that there is no provision of appeal against an order passed under Section
343(2), whereby hearing of the case is adjourned until the decision of the
provisions show that, in reality, the procedure prescribed for filing a
complaint by the court is such that it may not fructify in the actual trial of
the offender for an unusually long period. Delay in prosecution of a guilty
person comes to his advantage as witnesses become reluctant to give evidence
and the evidence gets lost. This important consideration dissuades us from
accepting the broad interpretation sought to be placed upon clause(b)(ii).
enlarged interpretation to Section 195(1)(b)(ii), whereby the bar created by
the said provision would also operate where after commission of an act of
forgery the document is subsequently produced in court, is capable of great
misuse. As pointed out in Sachida Nand Singh 2 after preparing a forged
document or committing an act of forgery, a person may manage to get a
proceeding instituted in any civil, criminal or revenue court, either by
himself or through someone set up by him and simply file the document in the
said proceeding. He would thus be protected from prosecution, either at the
instance of a private party or the police until the court, where the document
has been filed, itself chooses to file a complaint. The litigation may be a
prolonged one due to which the actual trial of such a person may be delayed
indefinitely. Such an interpretation would be highly detrimental to the
interest of the society at large.
Judicial notice can be taken of the fact that the courts are normally reluctant
to direct filing of a criminal complaint and such a course is rarely adopted.
It will not be fair and proper to give an interpretation which leads to a
situation where a person alleged to have committed an offence of the type
enumerated in clause (b)(ii) is either not placed for trial on account of
non-filing of a complaint or if a complaint is filed, the same does not come to
its logical end. Judging from such an angle will be in consonance with the
principle that an unworkable or impracticable result should be avoided. In
Statutory Interpretation by Francis Bennion (3rd Edn.), para 313, the principle
has been stated in the following manner:
court seeks to avoid a construction of an enactment that produces an unworkable
or impracticable result, since this is unlikely to have been intended by
Parliament. Sometimes, however, there are overriding reasons for applying such

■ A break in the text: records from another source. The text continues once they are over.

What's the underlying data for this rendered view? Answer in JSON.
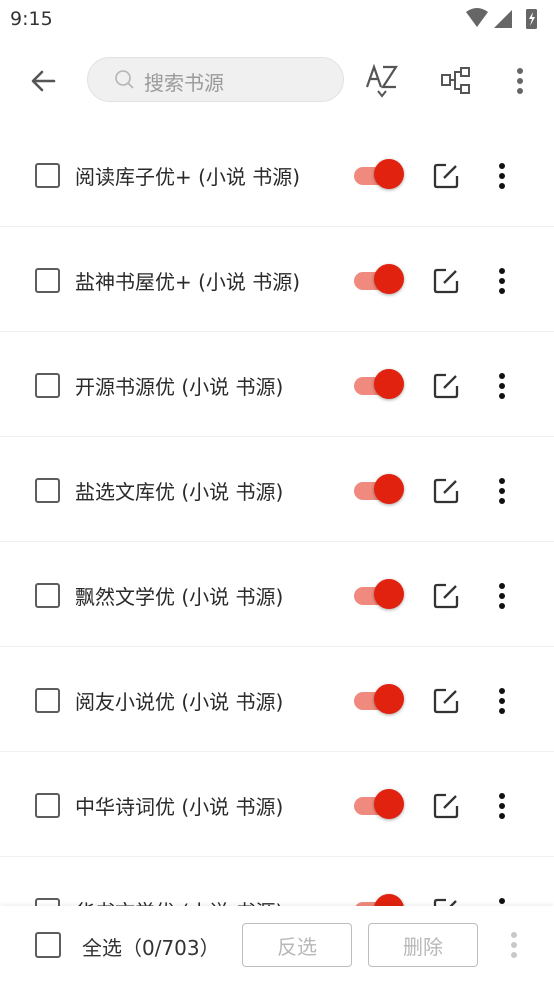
{
  "status_bar": {
    "time": "9:15"
  },
  "toolbar": {
    "search_placeholder": "搜索书源"
  },
  "sources": [
    {
      "name": "阅读库子优+ (小说 书源)",
      "enabled": true
    },
    {
      "name": "盐神书屋优+ (小说 书源)",
      "enabled": true
    },
    {
      "name": "开源书源优 (小说 书源)",
      "enabled": true
    },
    {
      "name": "盐选文库优 (小说 书源)",
      "enabled": true
    },
    {
      "name": "飘然文学优 (小说 书源)",
      "enabled": true
    },
    {
      "name": "阅友小说优 (小说 书源)",
      "enabled": true
    },
    {
      "name": "中华诗词优 (小说 书源)",
      "enabled": true
    },
    {
      "name": "华书文学优 (小说 书源)",
      "enabled": true
    }
  ],
  "bottom_bar": {
    "select_all": "全选（0/703）",
    "invert": "反选",
    "delete": "删除"
  },
  "colors": {
    "accent": "#e0220e",
    "track": "#f08a7e"
  }
}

a construction, for example, where it appears that Parliament really intended
it or the literal meaning is too strong. In view of the discussion made
above, we are of the opinion that Sachida Nand Singh 2 has been correctly
decided and the view taken therein is the correct view. Section 195(1)(b)(ii) CrPC
would be attracted only when the offences enumerated in the said provision have
been committed with respect to a document after it has been produced or given
in evidence in a proceeding in any court i.e. during the time when the document
was in custodia legis.
The above position was highlighted in Iqbal Singh Marwah v. Meenakshi Marwah
The High Court was, therefore, right in placing reliance on Sachida Nands
The appeal is, therefore, without merit and is, therefore, dismissed. There
will be no order as to costs.